LTE has been big in Japan, in the US, and of course in South Korea, but having the first commercially LTE network launch in December 2009, Europe has generally been slow on the LTE uptake. However, that’s set to change in 2014, with consultancy Northstream predicting a 50 per cent subscriber uptake in of LTE. A lot of this will have to do with the fact that much of the digital dividend 800MHz spectrum will finally have been released, and major auctions have also brought a lot of 2600MHz into play too. Big pushes such as Vodafone “Project Spring”, which will see $9 billion spent over three years, will push competition in 4G. With handset support now much more widespread operators are ready to launch LTE and make appealing service offerings, enabling LTE to move from becoming a niche to a mainstream offering in many leading European markets.
- TD-LTE – Big in China

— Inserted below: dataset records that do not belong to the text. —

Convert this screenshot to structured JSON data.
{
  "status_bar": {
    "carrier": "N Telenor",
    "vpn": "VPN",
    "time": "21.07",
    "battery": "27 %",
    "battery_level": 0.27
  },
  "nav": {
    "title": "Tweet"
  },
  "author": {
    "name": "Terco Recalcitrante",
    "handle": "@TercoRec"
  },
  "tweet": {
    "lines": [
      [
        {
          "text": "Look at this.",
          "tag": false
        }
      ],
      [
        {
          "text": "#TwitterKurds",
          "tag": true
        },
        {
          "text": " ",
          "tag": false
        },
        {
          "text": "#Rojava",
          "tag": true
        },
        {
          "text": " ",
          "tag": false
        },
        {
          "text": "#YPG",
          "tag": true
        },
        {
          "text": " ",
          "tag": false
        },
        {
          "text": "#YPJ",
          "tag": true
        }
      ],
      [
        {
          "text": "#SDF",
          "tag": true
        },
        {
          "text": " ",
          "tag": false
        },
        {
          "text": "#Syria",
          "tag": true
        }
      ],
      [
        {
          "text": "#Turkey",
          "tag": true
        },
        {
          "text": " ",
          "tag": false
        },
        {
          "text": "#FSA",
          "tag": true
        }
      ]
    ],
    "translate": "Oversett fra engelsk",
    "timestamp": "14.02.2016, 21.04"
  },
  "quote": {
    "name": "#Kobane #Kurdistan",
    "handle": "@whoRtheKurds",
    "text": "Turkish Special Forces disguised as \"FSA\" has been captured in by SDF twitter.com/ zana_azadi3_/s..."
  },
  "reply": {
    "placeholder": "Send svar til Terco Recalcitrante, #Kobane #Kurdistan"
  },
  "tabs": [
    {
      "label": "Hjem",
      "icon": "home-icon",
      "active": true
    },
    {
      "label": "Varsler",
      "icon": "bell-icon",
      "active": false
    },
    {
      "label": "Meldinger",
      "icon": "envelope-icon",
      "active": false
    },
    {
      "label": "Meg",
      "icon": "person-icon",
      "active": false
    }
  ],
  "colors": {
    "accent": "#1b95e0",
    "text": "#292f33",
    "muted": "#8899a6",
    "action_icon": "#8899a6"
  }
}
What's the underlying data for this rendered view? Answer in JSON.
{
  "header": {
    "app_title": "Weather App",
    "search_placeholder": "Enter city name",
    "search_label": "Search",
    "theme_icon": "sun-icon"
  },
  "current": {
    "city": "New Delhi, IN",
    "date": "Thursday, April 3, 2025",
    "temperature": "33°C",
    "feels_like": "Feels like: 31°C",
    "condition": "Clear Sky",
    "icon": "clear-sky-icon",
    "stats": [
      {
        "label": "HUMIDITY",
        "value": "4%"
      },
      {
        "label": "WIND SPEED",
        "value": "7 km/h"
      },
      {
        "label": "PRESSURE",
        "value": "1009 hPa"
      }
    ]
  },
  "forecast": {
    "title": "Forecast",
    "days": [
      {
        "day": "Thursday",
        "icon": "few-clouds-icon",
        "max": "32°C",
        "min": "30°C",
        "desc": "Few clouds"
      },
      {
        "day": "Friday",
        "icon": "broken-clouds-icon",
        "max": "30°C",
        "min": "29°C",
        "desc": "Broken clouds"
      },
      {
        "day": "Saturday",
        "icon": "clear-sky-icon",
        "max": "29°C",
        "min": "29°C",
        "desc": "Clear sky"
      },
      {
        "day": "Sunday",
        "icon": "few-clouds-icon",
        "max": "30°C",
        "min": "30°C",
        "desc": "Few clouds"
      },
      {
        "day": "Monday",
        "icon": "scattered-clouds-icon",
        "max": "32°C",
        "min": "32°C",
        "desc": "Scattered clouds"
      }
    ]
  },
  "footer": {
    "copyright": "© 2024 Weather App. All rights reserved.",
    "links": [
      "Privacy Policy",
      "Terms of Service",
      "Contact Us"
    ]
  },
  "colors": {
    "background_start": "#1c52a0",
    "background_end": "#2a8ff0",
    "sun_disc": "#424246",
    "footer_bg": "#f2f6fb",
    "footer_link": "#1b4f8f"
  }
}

There’s no doubt that anything the China does these days has a huge effect globally, due to sheer weight of numbers. China Mobile had an eye wateringly large 755 million subscribers as of September 2013, according to WCIS stats, and China Telecom and Unicom account for over 450 million more. Reports suggest that over 100 million 4G handsets will be sold in China in 2014, and with China Mobile going with TD-LTE, it’s naturally going to prove an immense boost on the TD-LTE eco-system. On that basis, the estimate from Morgan Stanley that Apple will ship 12 million additional iPhones in China in 2014 somehow doesn’t seem that impressive. It’s not all about China of course, and Sprint is going to be a big TD-LTE player thanks to its purchase of Clearwire, while many Asian operators such as Packet One in Malaysia, and Sazz in Azerbaijan and going with TD-LTE. It certainly performs too, with this report suggesting that Optus in Australia has combined TD-LTE and carrier aggregation to achieve 520Mbps download speeds. Wow.

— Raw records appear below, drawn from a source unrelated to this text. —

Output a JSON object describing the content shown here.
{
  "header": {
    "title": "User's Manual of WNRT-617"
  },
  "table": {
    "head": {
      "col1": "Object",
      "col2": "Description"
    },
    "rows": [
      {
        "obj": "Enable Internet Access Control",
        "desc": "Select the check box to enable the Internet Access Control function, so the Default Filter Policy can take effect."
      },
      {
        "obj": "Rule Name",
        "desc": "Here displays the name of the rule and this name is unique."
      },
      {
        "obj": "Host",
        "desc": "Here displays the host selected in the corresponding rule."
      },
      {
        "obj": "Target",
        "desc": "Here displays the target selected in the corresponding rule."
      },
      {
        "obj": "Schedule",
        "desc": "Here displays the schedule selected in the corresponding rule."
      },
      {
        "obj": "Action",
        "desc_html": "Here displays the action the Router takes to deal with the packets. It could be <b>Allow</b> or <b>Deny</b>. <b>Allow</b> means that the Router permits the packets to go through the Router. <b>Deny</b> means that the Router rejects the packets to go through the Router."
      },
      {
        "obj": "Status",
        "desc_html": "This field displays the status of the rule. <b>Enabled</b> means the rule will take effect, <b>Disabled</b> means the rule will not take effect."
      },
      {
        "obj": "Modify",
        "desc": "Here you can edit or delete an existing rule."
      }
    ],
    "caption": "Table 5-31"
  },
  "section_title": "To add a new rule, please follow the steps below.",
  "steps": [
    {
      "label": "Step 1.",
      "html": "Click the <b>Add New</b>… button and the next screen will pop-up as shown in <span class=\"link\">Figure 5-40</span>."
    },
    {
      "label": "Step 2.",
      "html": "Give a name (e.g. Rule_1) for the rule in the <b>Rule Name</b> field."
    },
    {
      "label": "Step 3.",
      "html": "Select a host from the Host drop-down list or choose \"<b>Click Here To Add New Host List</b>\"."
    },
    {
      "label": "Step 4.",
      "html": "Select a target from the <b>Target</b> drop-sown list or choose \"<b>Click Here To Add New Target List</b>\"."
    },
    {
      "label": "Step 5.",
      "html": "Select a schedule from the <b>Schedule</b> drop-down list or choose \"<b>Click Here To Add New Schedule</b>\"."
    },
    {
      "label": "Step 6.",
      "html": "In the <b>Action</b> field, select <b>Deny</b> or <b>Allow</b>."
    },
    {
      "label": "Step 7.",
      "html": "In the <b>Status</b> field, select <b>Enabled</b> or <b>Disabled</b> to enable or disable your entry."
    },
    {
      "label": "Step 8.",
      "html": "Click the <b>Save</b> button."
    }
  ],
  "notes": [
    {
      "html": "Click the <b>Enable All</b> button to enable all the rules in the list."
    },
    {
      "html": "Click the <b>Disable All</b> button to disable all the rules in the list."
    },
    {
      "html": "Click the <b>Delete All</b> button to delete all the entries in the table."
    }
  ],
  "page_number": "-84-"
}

- Small cells go large
Small cells have been a buzz word for the last couple of years, but 2014 is the year we will see them widely deployed on major networks around the world as an integral part of their strategy. AT&T in the US is probably one of the highest profile examples of this. The benefits of small cells are clear. In November, Gordon Mansfield, chairman of the Small Cells Forum and AVP Small Cell Solutions, AT&T told us that, “small cells yield noticeable benefits for the macro network; a 2012 Forum study showed that by placing four small cells within one macro, not only is data offload of over 50 per cent achieved, the macro network performance is improved by 315 per cent.” Those are impressive numbers in anyone’s book.They can also be used very efficiently, with Cisco trialling use of multimode small cells, that enable use of 3G, 4G and Wi-Fi in one little box, enabling a smooth technology migration and the best use of spectrum. The plug and play nature of small cells will also come to the fore, through technologies such as SON, enabling the network itself to make the best use of the capacity.Small cell backhaul will be high on the agenda for 2014, but consumers are soon likely to see the real-world benefits of these discreetly mountable base stations in terms of better indoor and congested area performance.

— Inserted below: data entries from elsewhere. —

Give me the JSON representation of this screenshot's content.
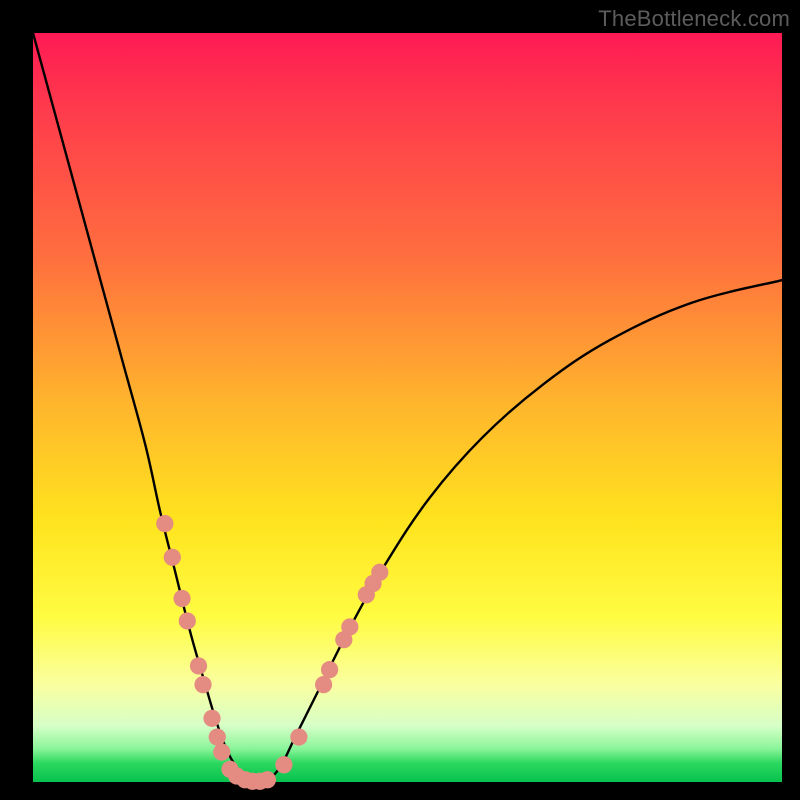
{
  "watermark": "TheBottleneck.com",
  "colors": {
    "curve": "#000000",
    "dots": "#e48b82",
    "gradient_stops": [
      "#ff1a54",
      "#ff3a4c",
      "#ff6f3e",
      "#ffb72c",
      "#ffe31e",
      "#fffc42",
      "#faffa0",
      "#d6ffc7",
      "#8cf59b",
      "#2bd85f",
      "#07c24e"
    ]
  },
  "chart_data": {
    "type": "line",
    "title": "",
    "xlabel": "",
    "ylabel": "",
    "ylim": [
      0,
      100
    ],
    "xlim": [
      0,
      100
    ],
    "series": [
      {
        "name": "bottleneck-curve",
        "x": [
          0,
          3,
          6,
          9,
          12,
          15,
          17,
          19,
          21,
          23,
          24.5,
          26,
          27.5,
          29,
          31,
          33,
          35,
          38,
          42,
          47,
          53,
          60,
          68,
          77,
          88,
          100
        ],
        "values": [
          100,
          89,
          78,
          67,
          56,
          45,
          36,
          28,
          20,
          13,
          8,
          4,
          1.5,
          0,
          0,
          2,
          6,
          12,
          20,
          29,
          38,
          46,
          53,
          59,
          64,
          67
        ]
      }
    ],
    "markers": {
      "name": "highlight-dots",
      "color": "#e48b82",
      "radius_pct": 1.15,
      "points": [
        {
          "x": 17.6,
          "y": 34.5
        },
        {
          "x": 18.6,
          "y": 30.0
        },
        {
          "x": 19.9,
          "y": 24.5
        },
        {
          "x": 20.6,
          "y": 21.5
        },
        {
          "x": 22.1,
          "y": 15.5
        },
        {
          "x": 22.7,
          "y": 13.0
        },
        {
          "x": 23.9,
          "y": 8.5
        },
        {
          "x": 24.6,
          "y": 6.0
        },
        {
          "x": 25.2,
          "y": 4.0
        },
        {
          "x": 26.3,
          "y": 1.7
        },
        {
          "x": 27.2,
          "y": 0.8
        },
        {
          "x": 28.3,
          "y": 0.3
        },
        {
          "x": 29.3,
          "y": 0.1
        },
        {
          "x": 30.3,
          "y": 0.1
        },
        {
          "x": 31.3,
          "y": 0.3
        },
        {
          "x": 33.5,
          "y": 2.3
        },
        {
          "x": 35.5,
          "y": 6.0
        },
        {
          "x": 38.8,
          "y": 13.0
        },
        {
          "x": 39.6,
          "y": 15.0
        },
        {
          "x": 41.5,
          "y": 19.0
        },
        {
          "x": 42.3,
          "y": 20.7
        },
        {
          "x": 44.5,
          "y": 25.0
        },
        {
          "x": 45.4,
          "y": 26.5
        },
        {
          "x": 46.3,
          "y": 28.0
        }
      ]
    }
  }
}
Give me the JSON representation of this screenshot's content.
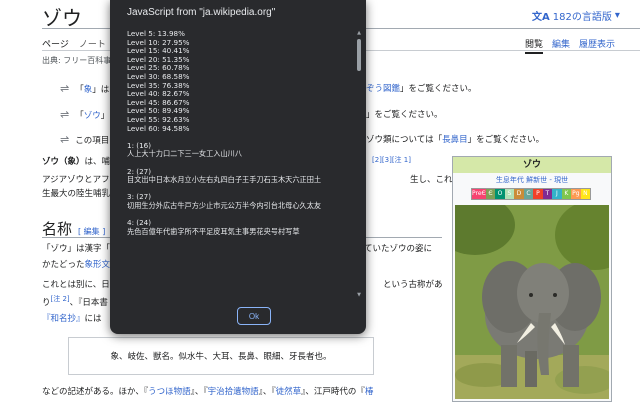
{
  "wiki": {
    "title": "ゾウ",
    "languages": "182の言語版",
    "tabs_left": [
      "ページ",
      "ノート"
    ],
    "tabs_right": [
      "閲覧",
      "編集",
      "履歴表示"
    ],
    "source": "出典: フリー百科事典",
    "hatnotes": [
      {
        "prefix": "「",
        "link": "象",
        "suffix": "」は"
      },
      {
        "prefix": "「",
        "link": "ゾウ",
        "suffix": "」は"
      },
      {
        "prefix": "この項目",
        "link": "",
        "suffix": ""
      }
    ],
    "hatnote_right": [
      {
        "link": "ぞう図鑑",
        "suffix": "」をご覧ください。"
      },
      {
        "text": "」をご覧ください。"
      },
      {
        "pre": "ゾウ類については「",
        "link": "長鼻目",
        "suffix": "」をご覧ください。"
      }
    ],
    "intro": {
      "lead_bold": "ゾウ",
      "lead_paren": "（象）",
      "lead_rest": "は、哺",
      "refs": "[2][3][注 1]",
      "line2_left": "アジアゾウとアフ",
      "line2_right": "生し、これらは現",
      "line3_left": "生最大の陸生哺乳"
    },
    "section": {
      "heading": "名称",
      "edit": "[ 編集 ]"
    },
    "naming": {
      "line1_left": "「ゾウ」は漢字「",
      "line1_right": "ていたゾウの姿に",
      "line2_left": "かたどった",
      "line2_link": "象形文",
      "line3_left": "これとは別に、日",
      "line3_right": "という古称があ",
      "line4_left": "り",
      "line4_ref": "[注 2]",
      "line4_mid": "、『日本書",
      "line5_link": "『和名抄』",
      "line5_rest": "には"
    },
    "quote": "象、岐佐、獣名。似水牛、大耳、長鼻、眼細、牙長者也。",
    "bottom": {
      "text1": "などの記述がある。ほか、『",
      "link1": "うつほ物語",
      "text2": "』、『",
      "link2": "宇治拾遺物語",
      "text3": "』、『",
      "link3": "徒然草",
      "text4": "』、江戸時代の『",
      "link4": "椿"
    },
    "infobox": {
      "title": "ゾウ",
      "links": "生息年代  鮮新世 - 現世",
      "status": [
        "PreЄ",
        "Є",
        "O",
        "S",
        "D",
        "C",
        "P",
        "T",
        "J",
        "K",
        "Pg",
        "N"
      ],
      "status_colors": [
        "#f74370",
        "#7fa056",
        "#009270",
        "#b3e1b6",
        "#cb8c37",
        "#67a599",
        "#f04028",
        "#812b92",
        "#34b2c9",
        "#7fc64e",
        "#fd9a52",
        "#ffe619"
      ]
    }
  },
  "dialog": {
    "title": "JavaScript from \"ja.wikipedia.org\"",
    "lines": [
      "Level 5: 13.98%",
      "Level 10: 27.95%",
      "Level 15: 40.41%",
      "Level 20: 51.35%",
      "Level 25: 60.78%",
      "Level 30: 68.58%",
      "Level 35: 76.38%",
      "Level 40: 82.67%",
      "Level 45: 86.67%",
      "Level 50: 89.49%",
      "Level 55: 92.63%",
      "Level 60: 94.58%",
      "",
      "1: (16)",
      "人上大十力口二下三一女工入山川八",
      "",
      "2: (27)",
      "目文出中日本水月立小左右丸四白子王手刀石玉木天六正田土",
      "",
      "3: (27)",
      "切用生分外広古牛戸方少止市元公万半今内引台北母心久太友",
      "",
      "4: (24)",
      "先色百億年代歯字所不平足皮耳気主事男花央号村写草"
    ],
    "ok_label": "Ok"
  }
}
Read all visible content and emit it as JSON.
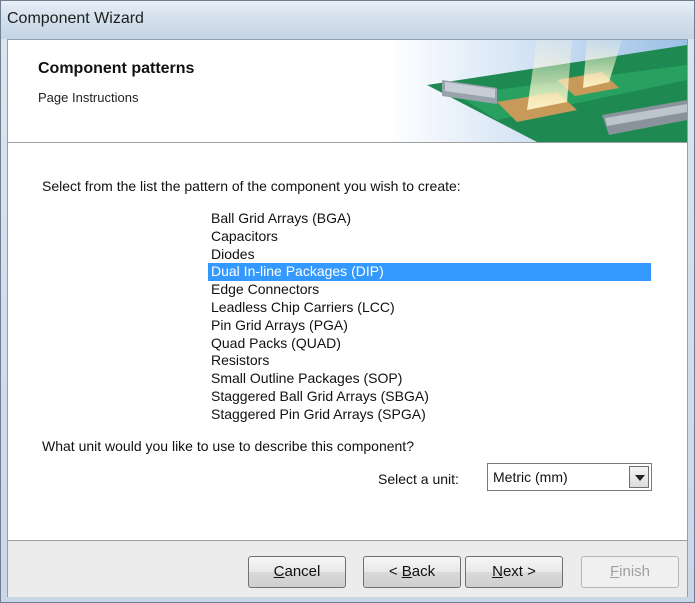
{
  "window": {
    "title": "Component Wizard"
  },
  "header": {
    "title": "Component patterns",
    "subtitle": "Page Instructions"
  },
  "prompt": "Select from the list the pattern of the component you wish to create:",
  "patterns": [
    "Ball Grid Arrays (BGA)",
    "Capacitors",
    "Diodes",
    "Dual In-line Packages (DIP)",
    "Edge Connectors",
    "Leadless Chip Carriers (LCC)",
    "Pin Grid Arrays (PGA)",
    "Quad Packs (QUAD)",
    "Resistors",
    "Small Outline Packages (SOP)",
    "Staggered Ball Grid Arrays (SBGA)",
    "Staggered Pin Grid Arrays (SPGA)"
  ],
  "selected_pattern": "Dual In-line Packages (DIP)",
  "unit": {
    "question": "What unit would you like to use to describe this component?",
    "label": "Select a unit:",
    "value": "Metric (mm)"
  },
  "buttons": {
    "cancel": "Cancel",
    "back": "< Back",
    "next": "Next >",
    "finish": "Finish"
  },
  "colors": {
    "selection": "#3399ff",
    "banner_board": "#1e8a52"
  }
}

Are there any other technologies that you think should have made the Top 5 for 2014, or any others bubbling under. How about noticeable omissions? We’ll start you off with one – VoLTE. Why have we left this one off the list? Feel free to let us know your thoughts below.